__Supplied material__.
--
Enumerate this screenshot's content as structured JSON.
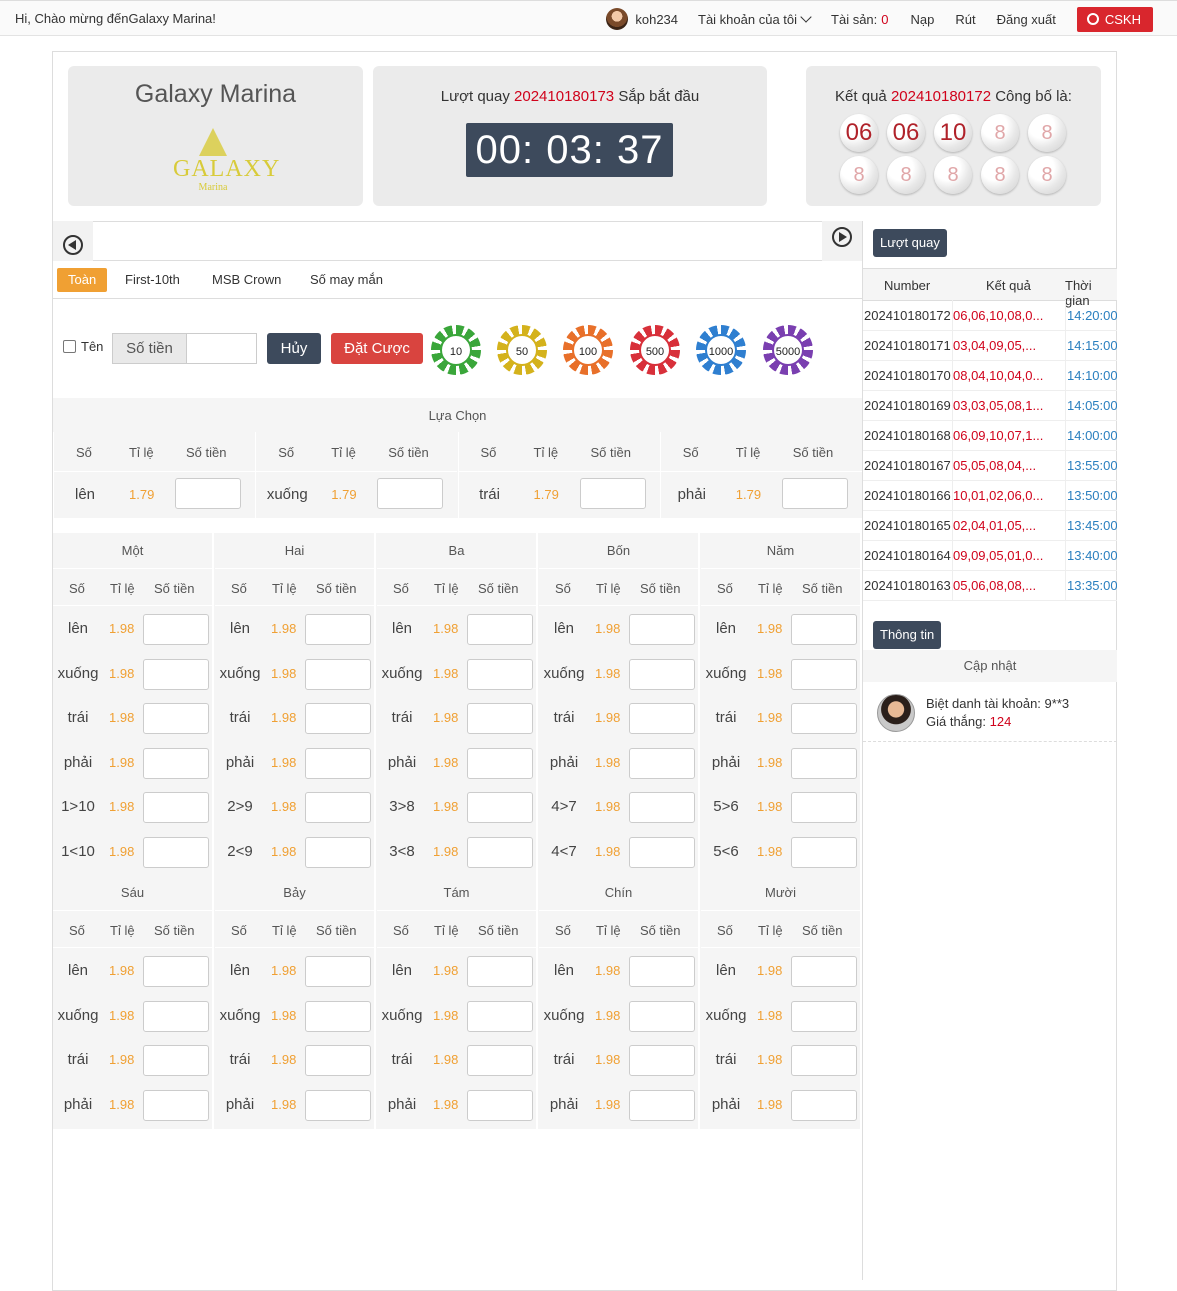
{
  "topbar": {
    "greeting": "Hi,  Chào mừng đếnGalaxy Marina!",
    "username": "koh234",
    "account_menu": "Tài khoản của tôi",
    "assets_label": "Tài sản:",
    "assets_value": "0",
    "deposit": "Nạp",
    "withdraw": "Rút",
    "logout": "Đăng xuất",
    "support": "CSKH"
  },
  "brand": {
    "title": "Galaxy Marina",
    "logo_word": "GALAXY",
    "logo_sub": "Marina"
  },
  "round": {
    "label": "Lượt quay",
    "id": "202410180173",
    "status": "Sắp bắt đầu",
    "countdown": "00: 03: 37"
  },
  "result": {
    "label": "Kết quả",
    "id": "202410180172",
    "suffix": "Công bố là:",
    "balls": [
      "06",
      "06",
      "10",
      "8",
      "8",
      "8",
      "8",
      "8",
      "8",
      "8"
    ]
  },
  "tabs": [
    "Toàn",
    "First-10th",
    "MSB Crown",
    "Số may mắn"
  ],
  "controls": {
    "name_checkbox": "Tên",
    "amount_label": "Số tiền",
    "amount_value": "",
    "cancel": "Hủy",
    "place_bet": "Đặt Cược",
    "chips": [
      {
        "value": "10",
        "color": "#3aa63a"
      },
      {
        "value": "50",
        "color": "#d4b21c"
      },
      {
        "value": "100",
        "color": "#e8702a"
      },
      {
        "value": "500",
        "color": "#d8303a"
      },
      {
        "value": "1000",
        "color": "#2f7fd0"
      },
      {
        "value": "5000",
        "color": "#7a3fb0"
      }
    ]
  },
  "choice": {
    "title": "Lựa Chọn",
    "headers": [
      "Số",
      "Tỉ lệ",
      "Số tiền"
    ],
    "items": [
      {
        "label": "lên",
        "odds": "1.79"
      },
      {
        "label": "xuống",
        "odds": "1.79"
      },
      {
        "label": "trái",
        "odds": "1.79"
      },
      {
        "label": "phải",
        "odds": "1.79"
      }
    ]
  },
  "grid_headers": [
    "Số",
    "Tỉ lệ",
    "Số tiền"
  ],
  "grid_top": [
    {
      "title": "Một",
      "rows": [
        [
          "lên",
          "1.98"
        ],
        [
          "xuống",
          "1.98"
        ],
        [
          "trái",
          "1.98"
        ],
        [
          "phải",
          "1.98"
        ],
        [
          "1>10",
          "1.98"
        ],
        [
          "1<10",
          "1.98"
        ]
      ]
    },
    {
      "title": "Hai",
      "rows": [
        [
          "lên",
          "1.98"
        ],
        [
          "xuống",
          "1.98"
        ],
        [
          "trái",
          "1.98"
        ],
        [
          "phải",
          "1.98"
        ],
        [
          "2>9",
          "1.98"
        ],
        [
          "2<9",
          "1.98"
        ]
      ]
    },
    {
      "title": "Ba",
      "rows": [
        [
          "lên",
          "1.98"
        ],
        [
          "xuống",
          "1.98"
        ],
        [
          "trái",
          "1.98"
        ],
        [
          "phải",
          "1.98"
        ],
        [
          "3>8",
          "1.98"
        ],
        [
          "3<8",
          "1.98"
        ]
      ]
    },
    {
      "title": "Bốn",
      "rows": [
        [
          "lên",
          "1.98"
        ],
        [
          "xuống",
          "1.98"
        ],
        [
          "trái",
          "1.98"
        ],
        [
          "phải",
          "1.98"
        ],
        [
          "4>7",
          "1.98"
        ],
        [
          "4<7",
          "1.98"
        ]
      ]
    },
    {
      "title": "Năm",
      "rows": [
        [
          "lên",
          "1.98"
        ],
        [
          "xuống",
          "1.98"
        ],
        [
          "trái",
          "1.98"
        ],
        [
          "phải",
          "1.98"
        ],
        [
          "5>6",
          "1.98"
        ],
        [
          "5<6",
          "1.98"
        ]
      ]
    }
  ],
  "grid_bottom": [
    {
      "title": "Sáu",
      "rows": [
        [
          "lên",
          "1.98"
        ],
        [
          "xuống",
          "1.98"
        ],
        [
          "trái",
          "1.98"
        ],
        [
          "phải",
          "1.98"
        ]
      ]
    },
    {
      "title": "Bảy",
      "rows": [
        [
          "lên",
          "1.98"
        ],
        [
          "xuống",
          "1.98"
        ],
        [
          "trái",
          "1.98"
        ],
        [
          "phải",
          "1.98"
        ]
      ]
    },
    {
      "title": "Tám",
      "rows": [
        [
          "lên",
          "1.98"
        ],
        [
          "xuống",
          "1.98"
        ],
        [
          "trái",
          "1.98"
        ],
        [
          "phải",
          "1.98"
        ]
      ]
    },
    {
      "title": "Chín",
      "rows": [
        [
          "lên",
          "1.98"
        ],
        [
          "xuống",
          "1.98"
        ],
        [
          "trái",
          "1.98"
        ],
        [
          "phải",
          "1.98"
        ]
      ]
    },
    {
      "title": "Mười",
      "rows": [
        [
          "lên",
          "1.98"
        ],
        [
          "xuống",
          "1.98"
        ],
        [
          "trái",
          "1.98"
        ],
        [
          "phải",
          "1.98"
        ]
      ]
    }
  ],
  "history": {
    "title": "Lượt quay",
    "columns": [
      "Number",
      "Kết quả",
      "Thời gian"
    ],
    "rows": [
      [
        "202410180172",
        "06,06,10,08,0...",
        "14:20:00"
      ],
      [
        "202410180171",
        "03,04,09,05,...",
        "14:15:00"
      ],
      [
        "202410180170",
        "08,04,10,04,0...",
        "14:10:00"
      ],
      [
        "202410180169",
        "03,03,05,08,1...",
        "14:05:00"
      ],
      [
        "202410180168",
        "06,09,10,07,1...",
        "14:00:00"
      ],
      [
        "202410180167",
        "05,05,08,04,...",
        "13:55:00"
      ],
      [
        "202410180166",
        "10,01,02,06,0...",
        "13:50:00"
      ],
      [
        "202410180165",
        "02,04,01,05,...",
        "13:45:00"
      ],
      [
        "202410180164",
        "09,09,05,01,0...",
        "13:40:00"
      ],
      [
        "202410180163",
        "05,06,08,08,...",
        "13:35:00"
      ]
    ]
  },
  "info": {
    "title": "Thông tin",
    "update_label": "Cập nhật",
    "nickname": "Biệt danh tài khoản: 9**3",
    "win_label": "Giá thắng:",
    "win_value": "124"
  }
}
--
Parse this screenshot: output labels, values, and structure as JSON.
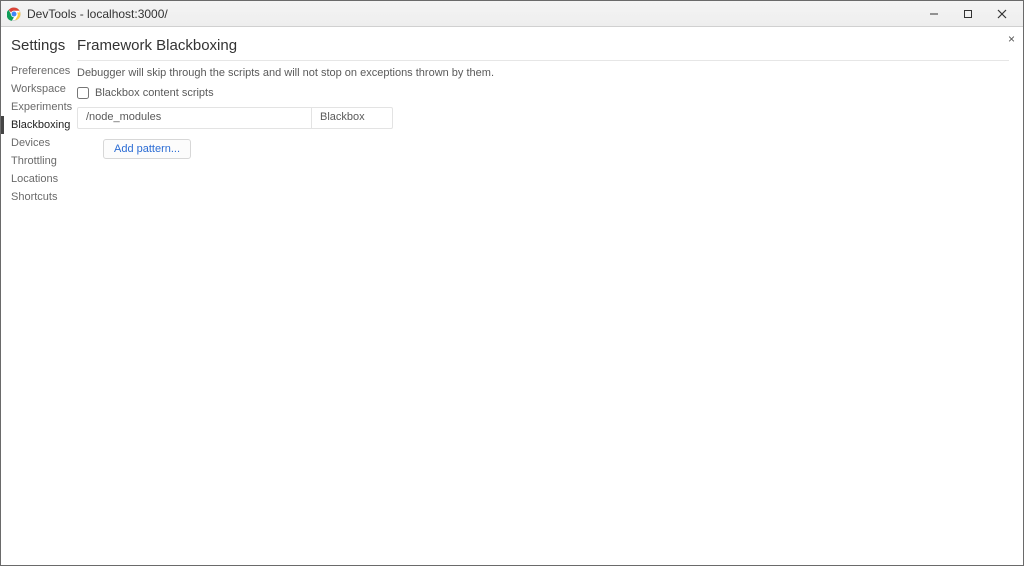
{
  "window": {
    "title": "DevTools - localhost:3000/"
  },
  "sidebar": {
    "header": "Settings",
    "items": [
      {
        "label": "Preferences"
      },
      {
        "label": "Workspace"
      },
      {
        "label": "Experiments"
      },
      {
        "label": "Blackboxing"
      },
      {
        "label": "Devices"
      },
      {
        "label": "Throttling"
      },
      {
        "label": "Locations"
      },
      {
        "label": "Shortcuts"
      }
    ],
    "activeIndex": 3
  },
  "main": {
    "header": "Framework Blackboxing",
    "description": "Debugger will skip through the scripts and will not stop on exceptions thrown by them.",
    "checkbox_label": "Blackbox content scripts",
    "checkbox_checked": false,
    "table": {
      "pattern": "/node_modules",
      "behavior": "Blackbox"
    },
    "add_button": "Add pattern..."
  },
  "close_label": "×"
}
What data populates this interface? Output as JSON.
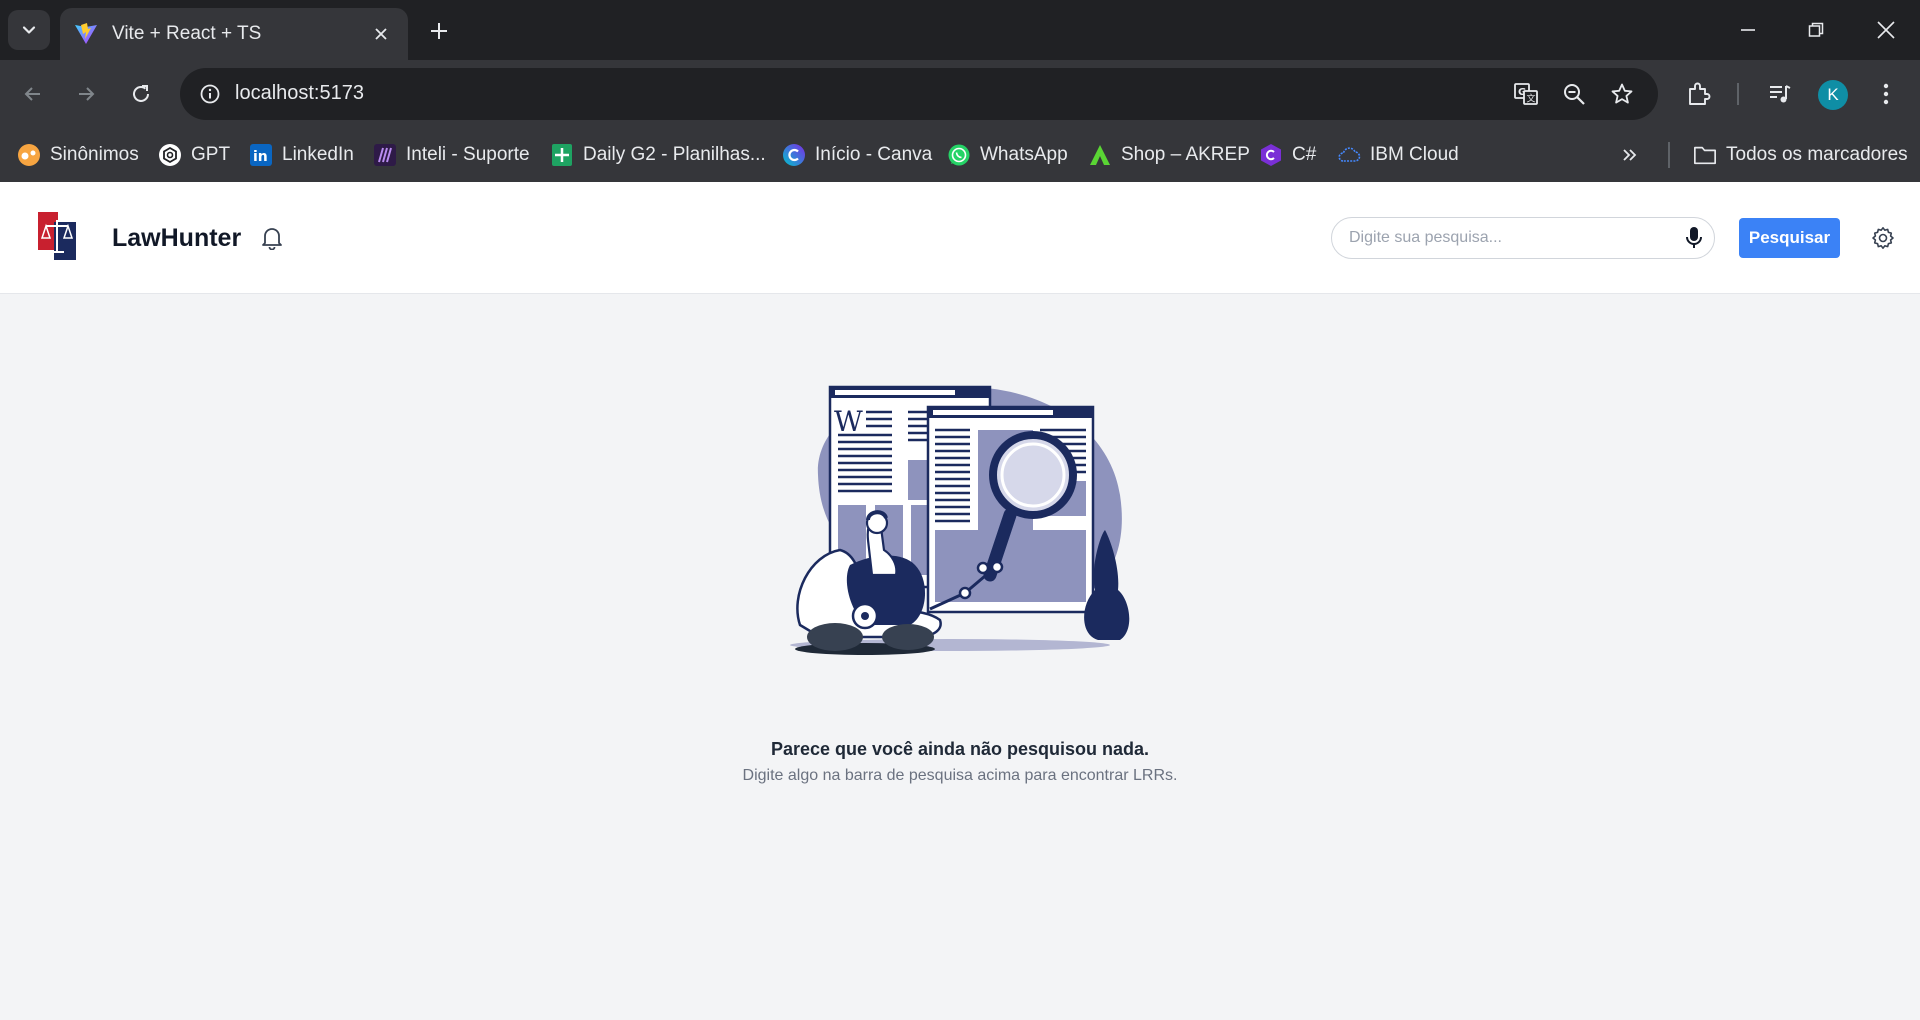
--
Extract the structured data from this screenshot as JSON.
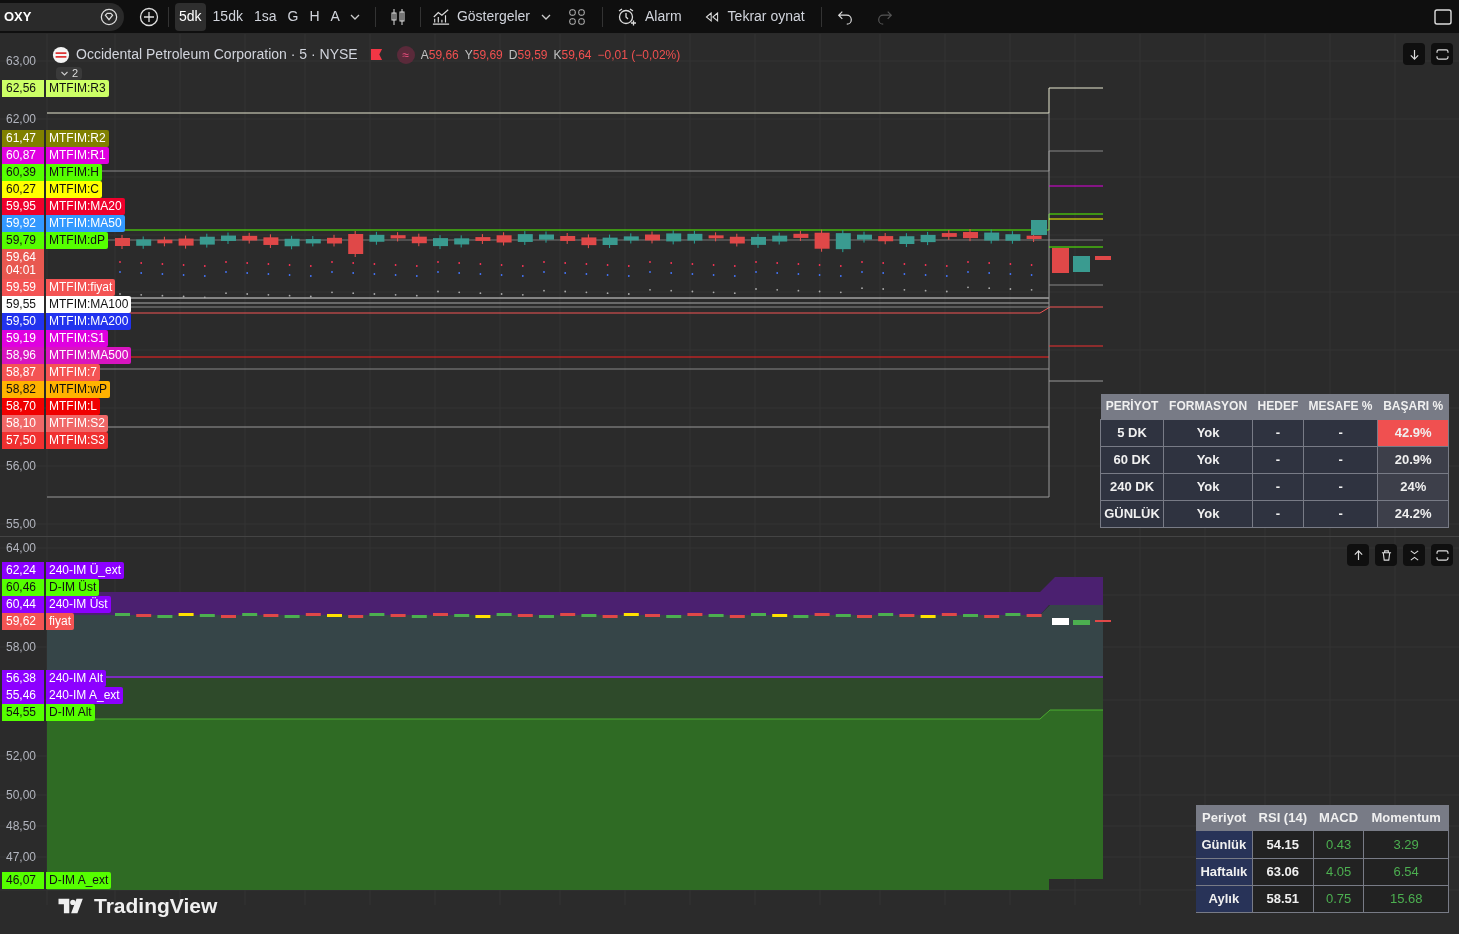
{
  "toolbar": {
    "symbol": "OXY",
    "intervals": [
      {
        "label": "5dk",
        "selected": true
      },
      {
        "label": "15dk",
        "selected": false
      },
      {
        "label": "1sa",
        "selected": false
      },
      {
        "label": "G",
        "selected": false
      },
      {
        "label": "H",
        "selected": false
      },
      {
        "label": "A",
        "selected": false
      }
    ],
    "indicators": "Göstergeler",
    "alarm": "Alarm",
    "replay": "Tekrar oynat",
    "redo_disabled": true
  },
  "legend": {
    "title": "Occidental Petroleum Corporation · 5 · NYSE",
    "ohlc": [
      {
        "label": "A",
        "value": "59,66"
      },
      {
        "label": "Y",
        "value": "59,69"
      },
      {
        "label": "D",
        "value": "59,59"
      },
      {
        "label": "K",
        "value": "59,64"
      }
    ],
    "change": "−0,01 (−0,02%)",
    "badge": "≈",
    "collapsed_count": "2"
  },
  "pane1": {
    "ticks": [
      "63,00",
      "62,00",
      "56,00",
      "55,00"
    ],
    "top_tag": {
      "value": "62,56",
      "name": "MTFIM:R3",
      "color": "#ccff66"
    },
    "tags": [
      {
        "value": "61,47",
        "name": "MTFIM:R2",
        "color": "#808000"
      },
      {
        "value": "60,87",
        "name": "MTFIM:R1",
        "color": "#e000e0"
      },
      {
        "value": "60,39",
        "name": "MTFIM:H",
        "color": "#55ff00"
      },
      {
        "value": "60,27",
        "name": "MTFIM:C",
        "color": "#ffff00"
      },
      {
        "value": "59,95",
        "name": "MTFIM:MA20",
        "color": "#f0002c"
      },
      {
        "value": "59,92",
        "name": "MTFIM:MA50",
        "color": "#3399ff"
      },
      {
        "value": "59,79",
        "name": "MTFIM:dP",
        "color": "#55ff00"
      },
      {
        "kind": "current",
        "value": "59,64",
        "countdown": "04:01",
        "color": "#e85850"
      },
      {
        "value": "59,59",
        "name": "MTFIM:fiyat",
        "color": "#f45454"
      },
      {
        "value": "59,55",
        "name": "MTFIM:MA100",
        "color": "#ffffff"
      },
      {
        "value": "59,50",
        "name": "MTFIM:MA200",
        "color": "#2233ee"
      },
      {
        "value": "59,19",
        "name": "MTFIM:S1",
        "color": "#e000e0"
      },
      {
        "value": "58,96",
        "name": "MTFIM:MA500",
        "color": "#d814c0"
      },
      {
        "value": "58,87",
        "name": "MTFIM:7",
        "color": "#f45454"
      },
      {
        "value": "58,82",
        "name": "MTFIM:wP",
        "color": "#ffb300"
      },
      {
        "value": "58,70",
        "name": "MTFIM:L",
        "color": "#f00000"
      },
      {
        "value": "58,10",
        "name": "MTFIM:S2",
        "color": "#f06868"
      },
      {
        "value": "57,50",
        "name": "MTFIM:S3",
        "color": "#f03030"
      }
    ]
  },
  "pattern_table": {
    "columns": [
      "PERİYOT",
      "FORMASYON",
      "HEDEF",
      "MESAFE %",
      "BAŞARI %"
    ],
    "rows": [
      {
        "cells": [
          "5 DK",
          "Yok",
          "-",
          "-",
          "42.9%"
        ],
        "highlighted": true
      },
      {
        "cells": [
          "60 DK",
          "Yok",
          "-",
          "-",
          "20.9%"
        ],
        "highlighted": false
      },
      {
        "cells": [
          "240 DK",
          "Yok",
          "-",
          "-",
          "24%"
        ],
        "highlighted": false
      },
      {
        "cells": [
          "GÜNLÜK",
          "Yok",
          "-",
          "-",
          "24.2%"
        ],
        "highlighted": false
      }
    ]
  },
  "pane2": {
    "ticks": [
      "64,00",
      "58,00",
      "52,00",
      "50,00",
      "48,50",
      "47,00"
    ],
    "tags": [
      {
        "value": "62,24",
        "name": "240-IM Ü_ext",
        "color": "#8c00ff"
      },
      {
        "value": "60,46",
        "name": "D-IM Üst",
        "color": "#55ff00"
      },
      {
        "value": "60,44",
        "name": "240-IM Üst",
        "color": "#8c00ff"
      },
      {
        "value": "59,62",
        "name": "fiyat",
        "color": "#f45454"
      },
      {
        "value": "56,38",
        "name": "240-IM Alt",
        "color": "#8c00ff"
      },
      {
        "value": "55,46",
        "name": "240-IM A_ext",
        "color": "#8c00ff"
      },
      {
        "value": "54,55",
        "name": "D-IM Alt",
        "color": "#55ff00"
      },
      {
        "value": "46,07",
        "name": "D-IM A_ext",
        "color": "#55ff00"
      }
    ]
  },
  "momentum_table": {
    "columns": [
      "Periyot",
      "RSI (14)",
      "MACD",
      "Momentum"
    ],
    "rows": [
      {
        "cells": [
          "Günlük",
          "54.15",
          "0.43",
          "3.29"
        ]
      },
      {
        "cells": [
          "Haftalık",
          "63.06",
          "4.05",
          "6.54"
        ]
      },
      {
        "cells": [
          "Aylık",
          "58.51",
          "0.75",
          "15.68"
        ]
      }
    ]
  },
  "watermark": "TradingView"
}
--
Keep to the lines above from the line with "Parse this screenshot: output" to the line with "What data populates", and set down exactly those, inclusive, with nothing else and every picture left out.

Parse this screenshot: output labels, values, and structure as JSON.
{
  "window": {
    "title": "DevTools - localhost:3000/"
  },
  "sidebar": {
    "header": "Settings",
    "items": [
      {
        "label": "Preferences"
      },
      {
        "label": "Workspace"
      },
      {
        "label": "Experiments"
      },
      {
        "label": "Blackboxing"
      },
      {
        "label": "Devices"
      },
      {
        "label": "Throttling"
      },
      {
        "label": "Locations"
      },
      {
        "label": "Shortcuts"
      }
    ],
    "activeIndex": 3
  },
  "main": {
    "header": "Framework Blackboxing",
    "description": "Debugger will skip through the scripts and will not stop on exceptions thrown by them.",
    "checkbox_label": "Blackbox content scripts",
    "checkbox_checked": false,
    "table": {
      "pattern": "/node_modules",
      "behavior": "Blackbox"
    },
    "add_button": "Add pattern..."
  },
  "close_label": "×"
}
What data populates this interface? Output as JSON.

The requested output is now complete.